Seminar by Bryan Shepherd, Vanderbilt University
207 Church St SE
Minneapolis, MN 55455
Detection limits (DLs), where a variable cannot be measured outside of a certain range, are common in research. DLs may vary across study sites or over time. Most approaches to handle DLs in response variables implicitly make strong parametric assumptions on the distribution of data outside DLs. We propose a new approach to deal with multiple DLs based on a widely used ordinal regression model, the cumulative probability model (CPM). The CPM is a rank-based, semiparametric linear transformation model that can handle mixed distributions of continuous and discrete outcome variables. These features are key for analyzing data with DLs because while observations inside DLs are continuous, those outside DLs are censored and generally put into discrete categories. With a single lower DL, CPMs assign values below the DL as having the lowest rank. With multiple DLs, the CPM likelihood can be modified to appropriately distribute probability mass. We demonstrate the use of CPMs with DLs via simulations and a data example. This work is motivated by a study investigating factors associated with HIV viral load 6 months after starting antiretroviral therapy in Latin America; 56\% of observations are below lower DLs that vary across study sites and over time.
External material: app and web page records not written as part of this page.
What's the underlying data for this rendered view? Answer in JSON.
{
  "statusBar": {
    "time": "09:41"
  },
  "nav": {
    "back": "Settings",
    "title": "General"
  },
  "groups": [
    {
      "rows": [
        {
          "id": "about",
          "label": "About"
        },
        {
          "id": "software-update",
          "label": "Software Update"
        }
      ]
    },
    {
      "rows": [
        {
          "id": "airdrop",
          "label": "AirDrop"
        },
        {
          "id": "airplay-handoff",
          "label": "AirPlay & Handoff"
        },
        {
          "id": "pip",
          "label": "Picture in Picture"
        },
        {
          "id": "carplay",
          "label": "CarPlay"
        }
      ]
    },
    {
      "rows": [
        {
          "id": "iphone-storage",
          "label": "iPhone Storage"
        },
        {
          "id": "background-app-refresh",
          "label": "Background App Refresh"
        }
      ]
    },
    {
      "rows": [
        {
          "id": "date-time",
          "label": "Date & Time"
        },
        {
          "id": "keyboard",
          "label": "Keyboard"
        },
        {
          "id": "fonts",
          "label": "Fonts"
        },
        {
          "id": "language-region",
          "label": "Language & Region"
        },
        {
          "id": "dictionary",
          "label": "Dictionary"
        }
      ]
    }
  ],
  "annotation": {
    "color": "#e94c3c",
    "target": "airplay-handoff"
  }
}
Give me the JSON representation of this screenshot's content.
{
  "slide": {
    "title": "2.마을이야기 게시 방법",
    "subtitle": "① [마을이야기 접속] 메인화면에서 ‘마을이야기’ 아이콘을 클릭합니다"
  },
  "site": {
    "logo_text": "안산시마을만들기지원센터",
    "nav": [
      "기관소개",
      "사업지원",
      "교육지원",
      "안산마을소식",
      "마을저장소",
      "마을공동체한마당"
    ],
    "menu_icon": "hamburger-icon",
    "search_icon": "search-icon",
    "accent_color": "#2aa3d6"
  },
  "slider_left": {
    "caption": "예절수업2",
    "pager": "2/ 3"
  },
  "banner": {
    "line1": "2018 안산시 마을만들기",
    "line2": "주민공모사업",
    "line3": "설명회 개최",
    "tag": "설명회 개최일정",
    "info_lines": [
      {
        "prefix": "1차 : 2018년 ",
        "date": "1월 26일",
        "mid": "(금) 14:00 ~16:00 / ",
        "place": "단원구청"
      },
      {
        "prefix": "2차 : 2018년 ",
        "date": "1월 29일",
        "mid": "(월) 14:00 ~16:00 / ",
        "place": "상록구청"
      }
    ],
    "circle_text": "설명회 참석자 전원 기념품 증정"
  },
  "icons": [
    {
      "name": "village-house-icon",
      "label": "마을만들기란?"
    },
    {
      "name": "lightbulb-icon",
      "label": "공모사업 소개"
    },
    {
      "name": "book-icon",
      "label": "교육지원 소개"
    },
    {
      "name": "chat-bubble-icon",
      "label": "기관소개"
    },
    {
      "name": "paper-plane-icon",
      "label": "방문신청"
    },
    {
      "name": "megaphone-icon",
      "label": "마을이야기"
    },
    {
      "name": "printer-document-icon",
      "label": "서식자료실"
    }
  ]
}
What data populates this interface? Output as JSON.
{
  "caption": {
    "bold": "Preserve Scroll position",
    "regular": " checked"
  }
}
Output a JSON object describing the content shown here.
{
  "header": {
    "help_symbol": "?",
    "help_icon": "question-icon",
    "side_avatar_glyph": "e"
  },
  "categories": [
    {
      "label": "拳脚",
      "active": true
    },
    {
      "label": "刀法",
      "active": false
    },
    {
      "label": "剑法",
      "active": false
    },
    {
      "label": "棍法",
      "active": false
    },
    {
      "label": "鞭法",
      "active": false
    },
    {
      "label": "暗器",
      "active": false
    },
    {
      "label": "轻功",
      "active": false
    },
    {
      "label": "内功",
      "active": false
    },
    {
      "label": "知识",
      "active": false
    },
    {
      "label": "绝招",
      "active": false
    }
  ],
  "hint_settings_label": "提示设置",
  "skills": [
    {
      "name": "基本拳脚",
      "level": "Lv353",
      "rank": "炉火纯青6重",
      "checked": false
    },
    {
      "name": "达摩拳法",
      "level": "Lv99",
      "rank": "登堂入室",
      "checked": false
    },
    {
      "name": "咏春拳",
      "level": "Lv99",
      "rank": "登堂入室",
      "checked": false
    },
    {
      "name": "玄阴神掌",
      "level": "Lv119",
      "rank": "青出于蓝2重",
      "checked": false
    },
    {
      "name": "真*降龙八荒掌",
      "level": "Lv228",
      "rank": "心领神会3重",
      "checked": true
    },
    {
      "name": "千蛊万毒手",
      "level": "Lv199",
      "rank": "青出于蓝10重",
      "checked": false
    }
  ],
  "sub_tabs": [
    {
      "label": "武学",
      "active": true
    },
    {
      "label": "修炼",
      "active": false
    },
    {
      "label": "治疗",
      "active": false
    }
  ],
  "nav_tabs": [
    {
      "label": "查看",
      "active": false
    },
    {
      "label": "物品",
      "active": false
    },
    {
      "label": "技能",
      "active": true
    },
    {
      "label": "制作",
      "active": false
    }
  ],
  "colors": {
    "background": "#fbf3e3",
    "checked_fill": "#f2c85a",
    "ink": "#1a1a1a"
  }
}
Bryan Shepherd is a professor of biostatistics at Vanderbilt University. He received his PhD in Biostatistics in 2005 from the University of Washington. His primary research interests can be broadly summarized as developing and applying novel statistical methods to studies of HIV/AIDS and other diseases of global health importance. His statistical methods research has been motivated by problems encountered in collaborative work, with a particular emphasis on causal inference, methods for analyzing messy observational data, and ordinal/rank-based analyses. Dr. Shepherd is currently the principal investigator of three grants from the National Institutes of Health: one related to ordinal data analysis, another related to correcting measurement error with electronic health record data, and another related to training biostatisticians in Nigeria. He is a fellow of the American Statistical Association.